Tibetan women have also made their mark in politics and activism. Khando, who happens to be married to the Dalai Lama’s youngest brother, helped establish the Tibetan Nuns Project in 1987 as part of the Tibetan Women’s Association, a nongovernmental organization with 17,000 members today.
In 1993 she became the second woman to serve as a Cabinet minister in the Tibetan exile government. She was also a founding member of the Tibetan Women’s Association (TWA), which was revived in 1984. Its original incarnation was established in 1959 in Tibet but dissolved with China’s takeover.
In the 46-member Tibetan exile parliament, a quota established in the early 1990s calls for at least six women members. There are currently 11 female members of parliament but Khando says even that’s not enough. And though there have been several female Cabinet ministers since 1990, men still far outnumber women in the high ranks of the exile government.
Though she recognizes the fight is not over, Khando credits the Dalai Lama for inspiring how far women have come. She remembers that in the early 1980s at an annual meeting in Dharamsala of the major Tibetan NGOs, the Dalai Lama publicly observed that women were not playing a prominent role in activism. “Some of us used to sit and talk and say we should be more active as women,” Khando says.
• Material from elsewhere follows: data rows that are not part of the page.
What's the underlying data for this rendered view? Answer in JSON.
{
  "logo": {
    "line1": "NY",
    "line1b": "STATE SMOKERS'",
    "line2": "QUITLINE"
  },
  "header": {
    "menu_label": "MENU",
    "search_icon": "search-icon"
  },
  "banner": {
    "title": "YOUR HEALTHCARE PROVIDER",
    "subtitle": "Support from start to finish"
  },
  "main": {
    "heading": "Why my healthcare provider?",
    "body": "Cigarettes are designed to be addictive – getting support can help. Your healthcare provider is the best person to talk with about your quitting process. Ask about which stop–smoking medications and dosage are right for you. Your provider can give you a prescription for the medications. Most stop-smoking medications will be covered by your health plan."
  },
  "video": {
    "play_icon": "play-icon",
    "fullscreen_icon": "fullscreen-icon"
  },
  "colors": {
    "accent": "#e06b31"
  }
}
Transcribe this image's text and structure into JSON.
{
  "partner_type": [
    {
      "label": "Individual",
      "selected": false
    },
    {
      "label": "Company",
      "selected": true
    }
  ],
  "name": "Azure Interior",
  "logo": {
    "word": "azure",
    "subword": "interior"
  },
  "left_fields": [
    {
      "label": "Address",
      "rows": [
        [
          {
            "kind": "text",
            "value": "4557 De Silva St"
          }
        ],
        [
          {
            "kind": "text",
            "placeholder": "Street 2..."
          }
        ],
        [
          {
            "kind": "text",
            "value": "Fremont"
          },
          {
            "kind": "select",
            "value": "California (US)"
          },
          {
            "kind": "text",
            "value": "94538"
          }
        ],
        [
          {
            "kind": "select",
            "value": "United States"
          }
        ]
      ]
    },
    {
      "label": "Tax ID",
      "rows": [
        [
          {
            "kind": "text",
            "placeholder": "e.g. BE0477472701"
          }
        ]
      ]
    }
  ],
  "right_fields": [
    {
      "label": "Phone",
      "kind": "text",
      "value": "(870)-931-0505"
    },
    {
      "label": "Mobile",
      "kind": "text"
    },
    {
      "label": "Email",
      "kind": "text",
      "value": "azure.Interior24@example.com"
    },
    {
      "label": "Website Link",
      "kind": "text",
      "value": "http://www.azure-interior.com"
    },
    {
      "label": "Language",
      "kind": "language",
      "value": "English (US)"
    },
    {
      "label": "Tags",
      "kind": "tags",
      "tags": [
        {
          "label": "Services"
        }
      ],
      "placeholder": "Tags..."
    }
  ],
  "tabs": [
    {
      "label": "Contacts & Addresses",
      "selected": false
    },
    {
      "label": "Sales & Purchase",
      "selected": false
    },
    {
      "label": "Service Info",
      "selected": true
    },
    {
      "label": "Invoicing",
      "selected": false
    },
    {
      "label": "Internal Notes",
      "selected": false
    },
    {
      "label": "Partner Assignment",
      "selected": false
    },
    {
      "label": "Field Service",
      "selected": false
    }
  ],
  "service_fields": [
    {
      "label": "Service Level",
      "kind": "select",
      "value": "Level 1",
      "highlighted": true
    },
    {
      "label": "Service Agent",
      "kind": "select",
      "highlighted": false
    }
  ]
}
But it wasn’t until that speech that they realized, “Oh, this is really the time,” Khando recalls. “Without him I don’t think we could have done as much as we’ve done as women.”